APPLE crumble. What better pudding is there to dish up on a cold and frosty winter’s day?

It's a sort of recipe that allows you to bring to the table something reliably crowd-pleasing.

It’s just wonderful to tuck into after a brisk morning's walk, or even a leisurely Sunday reading the Keighley News.

If you are eating it after the Sunday roast dinner, you might need a bit of a 'rest' first in order to make room and savour the taste.

Apple crumble is a food which conjures up nostalgic childhood home-baking at its very best, being simple and delicious to make.

This homely pud is certainly not fine patisserie – apple crumble is designed not so much to seduce the eye as to have rural rumpy-pumpy with your taste buds.

No pastry-challenge, no rolling, no wrestling with tricky dough, no blind baking. Just a bit of chopping and mixing stands between you and hot, fruity pleasure!

The crumble is rightly a national institution. So it's surprising that we've only really been making them since the Second World War.

I know for some the cinnamon/apple combo is a religion and a firm favourite of mine too.

Bramley apples are the best sort of apple to use for this pudding, being too sour to eat straight from the tree.
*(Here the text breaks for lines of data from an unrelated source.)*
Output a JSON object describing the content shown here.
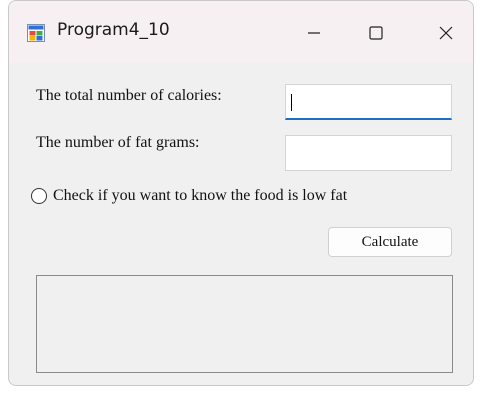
{
  "window": {
    "title": "Program4_10",
    "icon": "winforms-app-icon"
  },
  "caption_buttons": {
    "minimize": "minimize-icon",
    "maximize": "maximize-icon",
    "close": "close-icon"
  },
  "form": {
    "calories_label": "The total number of calories:",
    "calories_value": "",
    "fat_label": "The number of fat grams:",
    "fat_value": "",
    "lowfat_radio_label": "Check if you want to know the food is low fat",
    "lowfat_radio_checked": false,
    "calculate_label": "Calculate",
    "output_text": ""
  },
  "colors": {
    "focus_underline": "#1f6fc0",
    "form_background": "#f0f0f0",
    "titlebar_background": "#f7f0f2"
  }
}
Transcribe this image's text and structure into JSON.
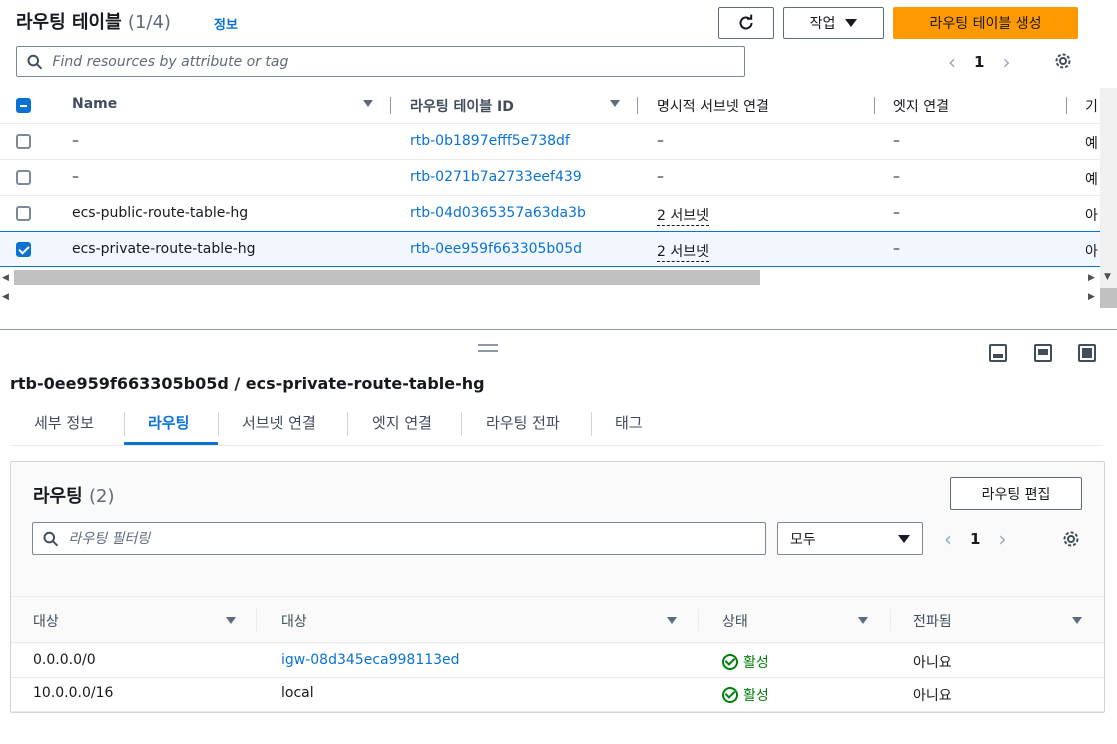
{
  "header": {
    "title": "라우팅 테이블",
    "count": "(1/4)",
    "info_link": "정보",
    "action_button": "작업",
    "create_button": "라우팅 테이블 생성",
    "search_placeholder": "Find resources by attribute or tag",
    "page_number": "1"
  },
  "table": {
    "columns": [
      "Name",
      "라우팅 테이블 ID",
      "명시적 서브넷 연결",
      "엣지 연결",
      "기"
    ],
    "rows": [
      {
        "name": "–",
        "id": "rtb-0b1897efff5e738df",
        "subnet": "–",
        "edge": "–",
        "extra": "예",
        "selected": false
      },
      {
        "name": "–",
        "id": "rtb-0271b7a2733eef439",
        "subnet": "–",
        "edge": "–",
        "extra": "예",
        "selected": false
      },
      {
        "name": "ecs-public-route-table-hg",
        "id": "rtb-04d0365357a63da3b",
        "subnet": "2 서브넷",
        "edge": "–",
        "extra": "아",
        "selected": false
      },
      {
        "name": "ecs-private-route-table-hg",
        "id": "rtb-0ee959f663305b05d",
        "subnet": "2 서브넷",
        "edge": "–",
        "extra": "아",
        "selected": true
      }
    ]
  },
  "detail": {
    "title": "rtb-0ee959f663305b05d / ecs-private-route-table-hg",
    "tabs": [
      "세부 정보",
      "라우팅",
      "서브넷 연결",
      "엣지 연결",
      "라우팅 전파",
      "태그"
    ],
    "active_tab": "라우팅"
  },
  "routes": {
    "title": "라우팅",
    "count": "(2)",
    "edit_button": "라우팅 편집",
    "filter_placeholder": "라우팅 필터링",
    "filter_select": "모두",
    "page_number": "1",
    "columns": [
      "대상",
      "대상",
      "상태",
      "전파됨"
    ],
    "rows": [
      {
        "destination": "0.0.0.0/0",
        "target": "igw-08d345eca998113ed",
        "target_is_link": true,
        "status": "활성",
        "propagated": "아니요"
      },
      {
        "destination": "10.0.0.0/16",
        "target": "local",
        "target_is_link": false,
        "status": "활성",
        "propagated": "아니요"
      }
    ]
  },
  "colors": {
    "accent": "#0972d3",
    "primary_button": "#ff9900",
    "success": "#037f0c"
  }
}
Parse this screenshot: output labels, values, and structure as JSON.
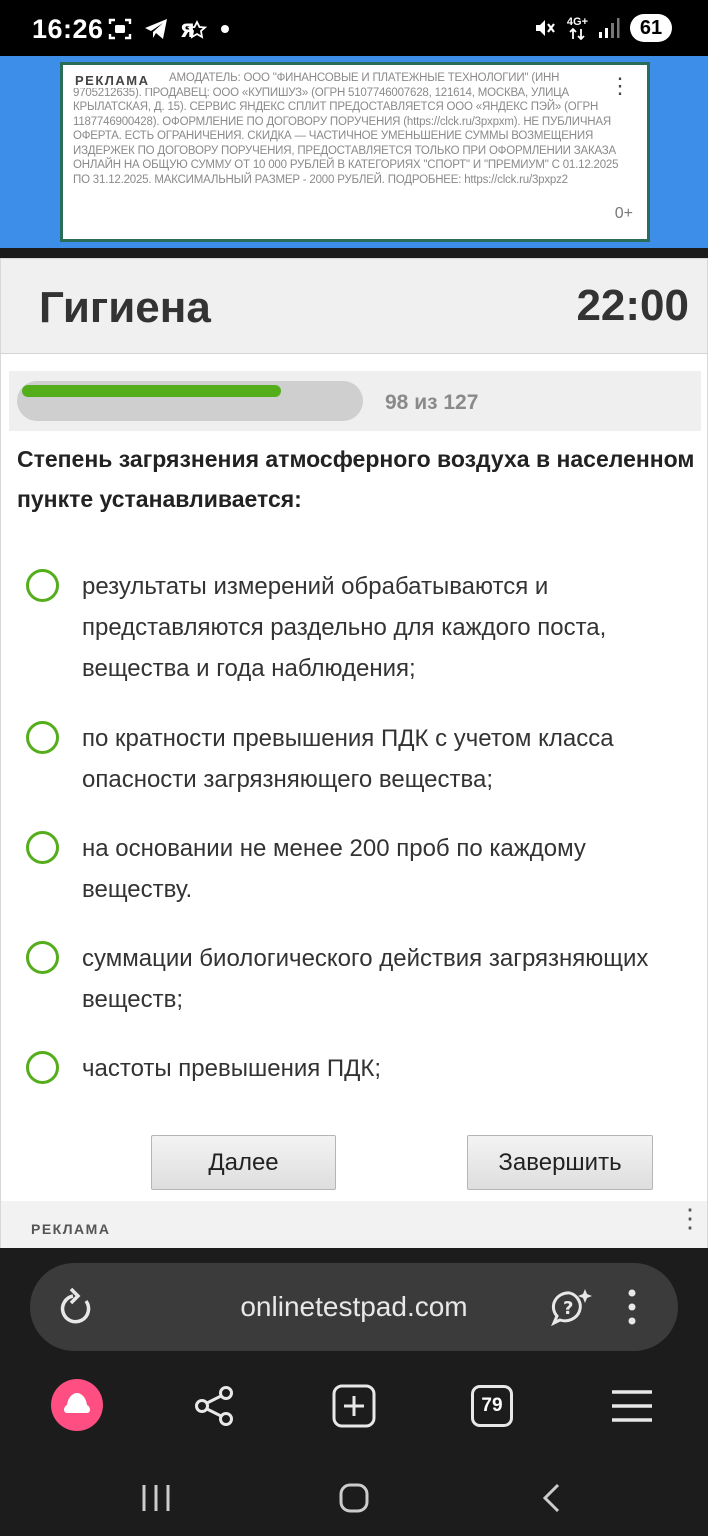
{
  "status_bar": {
    "time": "16:26",
    "left_icons": [
      "screen-record-icon",
      "telegram-icon",
      "yandex-icon",
      "dot-icon"
    ],
    "net_label_top": "4G+",
    "battery": "61"
  },
  "ad_top": {
    "label": "РЕКЛАМА",
    "text": "АМОДАТЕЛЬ: ООО \"ФИНАНСОВЫЕ И ПЛАТЕЖНЫЕ ТЕХНОЛОГИИ\" (ИНН 9705212635). ПРОДАВЕЦ: ООО «КУПИШУЗ» (ОГРН 5107746007628, 121614, МОСКВА, УЛИЦА КРЫЛАТСКАЯ, Д. 15). СЕРВИС ЯНДЕКС СПЛИТ ПРЕДОСТАВЛЯЕТСЯ ООО «ЯНДЕКС ПЭЙ» (ОГРН 1187746900428). ОФОРМЛЕНИЕ ПО ДОГОВОРУ ПОРУЧЕНИЯ (https://clck.ru/3pxpxm). НЕ ПУБЛИЧНАЯ ОФЕРТА. ЕСТЬ ОГРАНИЧЕНИЯ. СКИДКА — ЧАСТИЧНОЕ УМЕНЬШЕНИЕ СУММЫ ВОЗМЕЩЕНИЯ ИЗДЕРЖЕК ПО ДОГОВОРУ ПОРУЧЕНИЯ, ПРЕДОСТАВЛЯЕТСЯ ТОЛЬКО ПРИ ОФОРМЛЕНИИ ЗАКАЗА ОНЛАЙН НА ОБЩУЮ СУММУ ОТ 10 000 РУБЛЕЙ В КАТЕГОРИЯХ \"СПОРТ\" И \"ПРЕМИУМ\" С 01.12.2025 ПО 31.12.2025. МАКСИМАЛЬНЫЙ РАЗМЕР - 2000 РУБЛЕЙ. ПОДРОБНЕЕ: https://clck.ru/3pxpz2",
    "age": "0+"
  },
  "test": {
    "title": "Гигиена",
    "timer": "22:00",
    "progress_text": "98 из 127",
    "progress_fraction": 0.772,
    "question": "Степень загрязнения атмосферного воздуха в населенном пункте устанавливается:",
    "answers": [
      "результаты измерений обрабатываются и представляются раздельно для каждого поста, вещества и года наблюдения;",
      "по кратности превышения ПДК с учетом класса опасности загрязняющего вещества;",
      "на основании не менее 200 проб по каждому веществу.",
      "суммации биологического действия загрязняющих веществ;",
      "частоты превышения ПДК;"
    ],
    "next_label": "Далее",
    "finish_label": "Завершить"
  },
  "ad_bottom": {
    "label": "РЕКЛАМА"
  },
  "browser": {
    "url": "onlinetestpad.com",
    "tab_count": "79"
  },
  "colors": {
    "accent": "#54ad1a",
    "ad_bg": "#3d8ee8",
    "alice": "#ff4f82"
  }
}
They retain their excellent flavour and texture well when cooked.

However, do use whatever apples you have, especially those old ones sitting at the bottom of the fruit bowl feeling tired and sorry for themselves, which are also delicious too!

Just use a little less sugar to take account of the extra sweetness of the apple.

The basic crumble recipe is so easy to make, consisting of flour, butter or margarine and sugar.

However there are some variations you might consider like ground almonds, wholemeal flour or oats instead of white flour to get more texture.

In my opinion butter-made crumble tastes better than that made of margarine – sorry Mary Berry the war is over now!

You can bake crumble in a casserole dish or lasagne-type baking dish, but do leave the lid off when baking or your crumble won't be crisp.

I recommend making the crumble first before you peel and slice the apples. This means that the apples have a minimum amount of time uncovered and are less likely to start to brown.

The amount of apples is up to you: I like a large amount in relation to crumble.

The only other problem you may have is that traditionalists want custard, which is hard to beat, however good vanilla ice cream, evaporated milk or (if you want to be good and keep the fat content to a minimum) yoghurt or crème fraiche, are options to consider.

Finally, I've never managed to make a crumble that matched up to the stuff we were served at school. Dinner ladies, I salute you – how I wish I'd asked for the recipe instead of just seconds.

So go on then, let’s get ready to crumble , make this wonderful pudding and enjoy some nostalgic home-baking again!